Of all the lines in the material, how many carry the string "如何判断吸筹结束和底部结构形成"? Respond with the number by itself.
Source data START
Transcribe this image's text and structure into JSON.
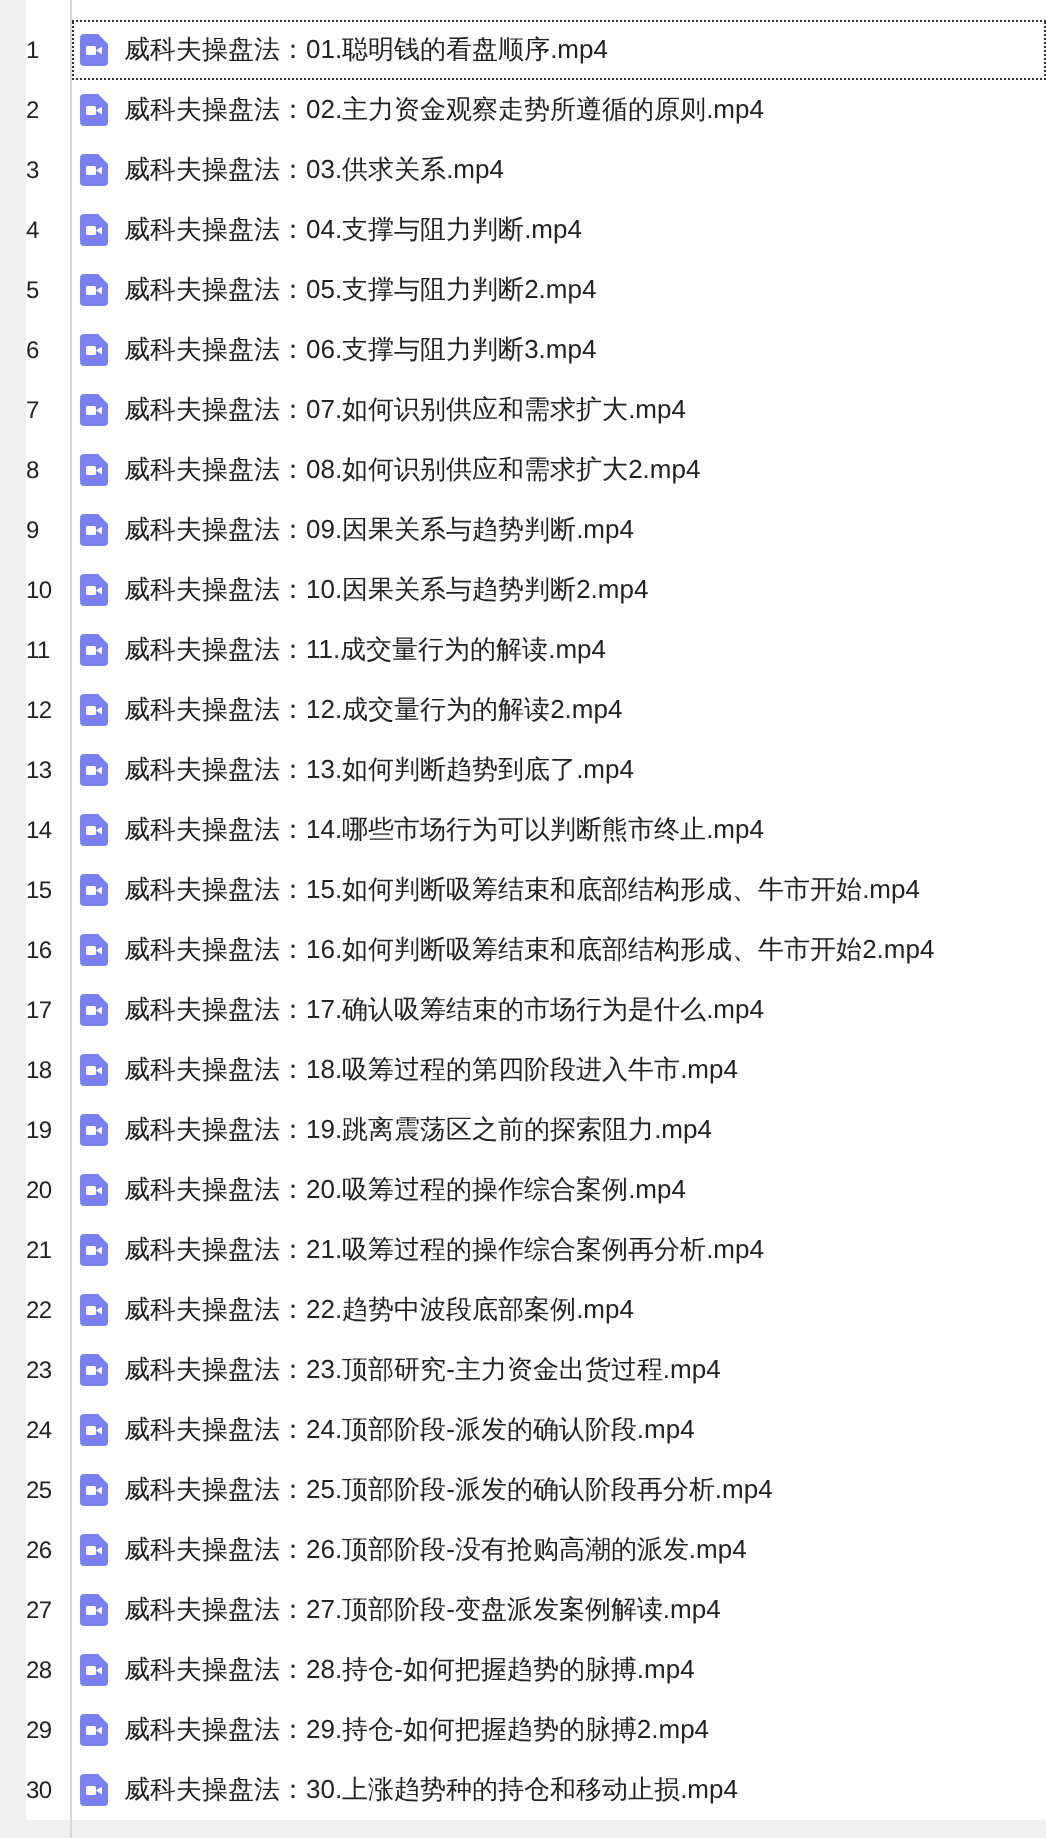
{
  "rows": [
    {
      "number": "1",
      "name": "威科夫操盘法：01.聪明钱的看盘顺序.mp4",
      "selected": true
    },
    {
      "number": "2",
      "name": "威科夫操盘法：02.主力资金观察走势所遵循的原则.mp4",
      "selected": false
    },
    {
      "number": "3",
      "name": "威科夫操盘法：03.供求关系.mp4",
      "selected": false
    },
    {
      "number": "4",
      "name": "威科夫操盘法：04.支撑与阻力判断.mp4",
      "selected": false
    },
    {
      "number": "5",
      "name": "威科夫操盘法：05.支撑与阻力判断2.mp4",
      "selected": false
    },
    {
      "number": "6",
      "name": "威科夫操盘法：06.支撑与阻力判断3.mp4",
      "selected": false
    },
    {
      "number": "7",
      "name": "威科夫操盘法：07.如何识别供应和需求扩大.mp4",
      "selected": false
    },
    {
      "number": "8",
      "name": "威科夫操盘法：08.如何识别供应和需求扩大2.mp4",
      "selected": false
    },
    {
      "number": "9",
      "name": "威科夫操盘法：09.因果关系与趋势判断.mp4",
      "selected": false
    },
    {
      "number": "10",
      "name": "威科夫操盘法：10.因果关系与趋势判断2.mp4",
      "selected": false
    },
    {
      "number": "11",
      "name": "威科夫操盘法：11.成交量行为的解读.mp4",
      "selected": false
    },
    {
      "number": "12",
      "name": "威科夫操盘法：12.成交量行为的解读2.mp4",
      "selected": false
    },
    {
      "number": "13",
      "name": "威科夫操盘法：13.如何判断趋势到底了.mp4",
      "selected": false
    },
    {
      "number": "14",
      "name": "威科夫操盘法：14.哪些市场行为可以判断熊市终止.mp4",
      "selected": false
    },
    {
      "number": "15",
      "name": "威科夫操盘法：15.如何判断吸筹结束和底部结构形成、牛市开始.mp4",
      "selected": false
    },
    {
      "number": "16",
      "name": "威科夫操盘法：16.如何判断吸筹结束和底部结构形成、牛市开始2.mp4",
      "selected": false
    },
    {
      "number": "17",
      "name": "威科夫操盘法：17.确认吸筹结束的市场行为是什么.mp4",
      "selected": false
    },
    {
      "number": "18",
      "name": "威科夫操盘法：18.吸筹过程的第四阶段进入牛市.mp4",
      "selected": false
    },
    {
      "number": "19",
      "name": "威科夫操盘法：19.跳离震荡区之前的探索阻力.mp4",
      "selected": false
    },
    {
      "number": "20",
      "name": "威科夫操盘法：20.吸筹过程的操作综合案例.mp4",
      "selected": false
    },
    {
      "number": "21",
      "name": "威科夫操盘法：21.吸筹过程的操作综合案例再分析.mp4",
      "selected": false
    },
    {
      "number": "22",
      "name": "威科夫操盘法：22.趋势中波段底部案例.mp4",
      "selected": false
    },
    {
      "number": "23",
      "name": "威科夫操盘法：23.顶部研究-主力资金出货过程.mp4",
      "selected": false
    },
    {
      "number": "24",
      "name": "威科夫操盘法：24.顶部阶段-派发的确认阶段.mp4",
      "selected": false
    },
    {
      "number": "25",
      "name": "威科夫操盘法：25.顶部阶段-派发的确认阶段再分析.mp4",
      "selected": false
    },
    {
      "number": "26",
      "name": "威科夫操盘法：26.顶部阶段-没有抢购高潮的派发.mp4",
      "selected": false
    },
    {
      "number": "27",
      "name": "威科夫操盘法：27.顶部阶段-变盘派发案例解读.mp4",
      "selected": false
    },
    {
      "number": "28",
      "name": "威科夫操盘法：28.持仓-如何把握趋势的脉搏.mp4",
      "selected": false
    },
    {
      "number": "29",
      "name": "威科夫操盘法：29.持仓-如何把握趋势的脉搏2.mp4",
      "selected": false
    },
    {
      "number": "30",
      "name": "威科夫操盘法：30.上涨趋势种的持仓和移动止损.mp4",
      "selected": false
    }
  ]
}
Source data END
Written response: 2